Tags: 2d cloud, 3d comics, adam hansen, becky grutzik, bedbugs, cut-outs, dan olson, feminine hygiene, good minnesotan, justin cermak, justin skarhus, lil' buddha, matt wendt, microcon, midwest comic book association, paul fricke, peep lite, plush toys, ryan dow, space sheriff, will schar
Here’s the equation: Guy walks into a comic book convention. He pays $7 at the door and spends 6 hours at the event, stopping to talk with each dealer and exhibitor along the way. At the event, there are 80 exhibitors and 40 dealers. Assuming this man has no refined taste and will read any comic whatsoever, how many gimmicks does a cartoonist need to part him from his money?
It goes without saying that there are financial risks and rewards to exhibiting at any convention — even at St Paul’s one-day-wonder MicroCon, which charges creators absolutely nothing for their tables and even feeds them lunch. I benefit tremendously from the generous Midwest Comic Book Association and their two annual cons MicroCon and FallCon, particularly since last weekend I sold books for a mere 25 cents each and spent most of my time walking around to interview people. Even on a bad day at MicroCon, Sarah Morean still leaves with a profit. This would not happen at any other show. I know this, and I understand that until I really sell myself, I’m never going to make enough money from my books to cover the after-con meal and beers I both seek and require.
I’m fine with the struggle, it keeps me motivated, but maybe you’re different. Maybe you want repeat customers and money to burn. A harem of colorists offering shoulder rubs between sketches. Notoriety confirmed at bigger shows like APE and Wizard World, where fans will navigate a treasure map full of artists just to see in-person what you’re working on next. Sounds lofty, but it can happen to you! And I’m learning that it’s more likely to happen if you spread (and spend) a little blam and glam to make your table memorable, if not recognizable, for con-goers.
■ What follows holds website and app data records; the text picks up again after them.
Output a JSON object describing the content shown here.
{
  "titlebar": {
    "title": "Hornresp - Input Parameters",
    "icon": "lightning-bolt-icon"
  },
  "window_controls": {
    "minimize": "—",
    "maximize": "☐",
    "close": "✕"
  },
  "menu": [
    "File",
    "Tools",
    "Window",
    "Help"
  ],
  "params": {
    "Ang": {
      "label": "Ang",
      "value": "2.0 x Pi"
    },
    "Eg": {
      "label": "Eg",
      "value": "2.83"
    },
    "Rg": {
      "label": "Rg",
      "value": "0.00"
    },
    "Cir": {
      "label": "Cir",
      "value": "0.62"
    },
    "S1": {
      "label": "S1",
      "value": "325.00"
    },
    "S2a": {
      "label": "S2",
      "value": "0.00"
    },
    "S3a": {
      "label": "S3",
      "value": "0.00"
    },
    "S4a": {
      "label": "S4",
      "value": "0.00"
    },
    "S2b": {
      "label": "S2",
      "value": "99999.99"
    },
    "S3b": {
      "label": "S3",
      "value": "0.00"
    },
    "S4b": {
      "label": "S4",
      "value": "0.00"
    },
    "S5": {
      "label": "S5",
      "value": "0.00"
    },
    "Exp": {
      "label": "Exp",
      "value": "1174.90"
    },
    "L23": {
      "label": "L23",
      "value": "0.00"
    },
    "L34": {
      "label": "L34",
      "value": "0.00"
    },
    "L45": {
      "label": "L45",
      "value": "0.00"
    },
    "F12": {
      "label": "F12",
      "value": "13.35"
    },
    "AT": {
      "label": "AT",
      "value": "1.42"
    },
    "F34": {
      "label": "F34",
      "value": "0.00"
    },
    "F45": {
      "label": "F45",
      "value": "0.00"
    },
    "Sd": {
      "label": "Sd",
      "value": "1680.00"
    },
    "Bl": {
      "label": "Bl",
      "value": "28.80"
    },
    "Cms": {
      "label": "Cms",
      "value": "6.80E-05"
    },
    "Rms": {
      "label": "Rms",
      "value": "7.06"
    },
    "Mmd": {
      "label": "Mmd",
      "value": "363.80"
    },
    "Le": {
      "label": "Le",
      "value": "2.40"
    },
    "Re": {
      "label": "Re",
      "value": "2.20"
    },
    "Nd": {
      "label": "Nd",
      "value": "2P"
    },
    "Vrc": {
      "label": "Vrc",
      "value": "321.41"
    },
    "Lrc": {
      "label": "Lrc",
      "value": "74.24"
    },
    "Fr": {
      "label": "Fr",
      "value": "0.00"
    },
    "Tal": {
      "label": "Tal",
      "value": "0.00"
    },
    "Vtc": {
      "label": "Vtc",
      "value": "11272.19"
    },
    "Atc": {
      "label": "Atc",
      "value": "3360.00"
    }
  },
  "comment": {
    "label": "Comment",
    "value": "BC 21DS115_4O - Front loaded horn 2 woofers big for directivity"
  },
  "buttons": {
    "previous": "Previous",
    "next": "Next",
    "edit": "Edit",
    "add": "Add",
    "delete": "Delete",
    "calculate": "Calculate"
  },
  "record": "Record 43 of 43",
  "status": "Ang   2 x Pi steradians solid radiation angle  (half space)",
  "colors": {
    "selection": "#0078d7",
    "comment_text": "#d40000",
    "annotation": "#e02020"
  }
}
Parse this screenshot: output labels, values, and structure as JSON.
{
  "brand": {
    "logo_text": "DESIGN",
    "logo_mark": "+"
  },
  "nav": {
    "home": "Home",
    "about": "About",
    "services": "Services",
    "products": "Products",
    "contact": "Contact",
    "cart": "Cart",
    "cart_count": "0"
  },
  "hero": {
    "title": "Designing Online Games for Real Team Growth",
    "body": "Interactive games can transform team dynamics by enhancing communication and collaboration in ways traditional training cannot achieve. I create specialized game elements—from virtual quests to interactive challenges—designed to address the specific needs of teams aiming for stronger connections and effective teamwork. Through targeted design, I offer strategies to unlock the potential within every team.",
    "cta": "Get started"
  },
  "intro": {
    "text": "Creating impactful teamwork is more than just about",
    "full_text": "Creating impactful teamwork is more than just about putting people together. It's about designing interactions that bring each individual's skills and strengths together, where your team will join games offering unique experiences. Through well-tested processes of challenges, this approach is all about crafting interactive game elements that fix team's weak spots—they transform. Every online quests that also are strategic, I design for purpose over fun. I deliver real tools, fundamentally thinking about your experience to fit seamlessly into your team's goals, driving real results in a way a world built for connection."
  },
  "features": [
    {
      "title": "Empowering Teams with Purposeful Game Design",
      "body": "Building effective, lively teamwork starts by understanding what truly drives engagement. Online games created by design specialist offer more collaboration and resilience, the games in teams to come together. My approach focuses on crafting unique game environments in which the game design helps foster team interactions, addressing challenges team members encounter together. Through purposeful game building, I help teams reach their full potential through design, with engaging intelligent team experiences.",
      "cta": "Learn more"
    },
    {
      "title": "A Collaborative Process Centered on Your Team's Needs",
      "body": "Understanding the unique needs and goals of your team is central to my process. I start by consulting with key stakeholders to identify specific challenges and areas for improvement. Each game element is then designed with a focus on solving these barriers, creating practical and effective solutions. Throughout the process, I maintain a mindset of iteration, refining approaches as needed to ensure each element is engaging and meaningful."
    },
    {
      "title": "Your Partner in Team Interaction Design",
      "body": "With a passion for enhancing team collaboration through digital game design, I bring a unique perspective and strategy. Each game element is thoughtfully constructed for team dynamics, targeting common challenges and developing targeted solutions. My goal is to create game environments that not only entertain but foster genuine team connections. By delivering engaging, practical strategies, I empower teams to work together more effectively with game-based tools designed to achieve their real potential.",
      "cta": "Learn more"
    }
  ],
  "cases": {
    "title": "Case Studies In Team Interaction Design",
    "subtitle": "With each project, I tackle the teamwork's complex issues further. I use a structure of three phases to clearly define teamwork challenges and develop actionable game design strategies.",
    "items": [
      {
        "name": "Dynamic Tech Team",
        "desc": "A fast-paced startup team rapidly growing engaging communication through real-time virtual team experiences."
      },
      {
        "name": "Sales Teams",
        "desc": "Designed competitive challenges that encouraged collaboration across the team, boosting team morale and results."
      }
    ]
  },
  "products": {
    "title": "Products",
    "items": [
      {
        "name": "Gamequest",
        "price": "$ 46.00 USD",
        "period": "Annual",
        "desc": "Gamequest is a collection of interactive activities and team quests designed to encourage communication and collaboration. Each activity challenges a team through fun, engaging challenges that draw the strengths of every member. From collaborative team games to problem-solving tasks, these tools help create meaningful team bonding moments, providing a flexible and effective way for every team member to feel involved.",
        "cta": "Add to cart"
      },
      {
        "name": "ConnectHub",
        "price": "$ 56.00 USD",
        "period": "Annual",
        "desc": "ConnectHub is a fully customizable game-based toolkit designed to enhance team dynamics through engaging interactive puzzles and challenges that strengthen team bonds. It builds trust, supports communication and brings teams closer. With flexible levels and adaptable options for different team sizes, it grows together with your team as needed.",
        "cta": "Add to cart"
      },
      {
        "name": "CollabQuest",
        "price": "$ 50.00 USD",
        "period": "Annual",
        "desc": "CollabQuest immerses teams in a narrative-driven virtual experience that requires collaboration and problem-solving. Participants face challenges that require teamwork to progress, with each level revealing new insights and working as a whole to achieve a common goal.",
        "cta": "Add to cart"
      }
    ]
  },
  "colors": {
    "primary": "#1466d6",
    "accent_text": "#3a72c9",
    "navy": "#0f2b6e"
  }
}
I talked with some indie creators last weekend who splurged on big billboards and gimmicks to achieve their big dreams, and asked what works and what doesn’t when it comes to dealing like a pro at conventions.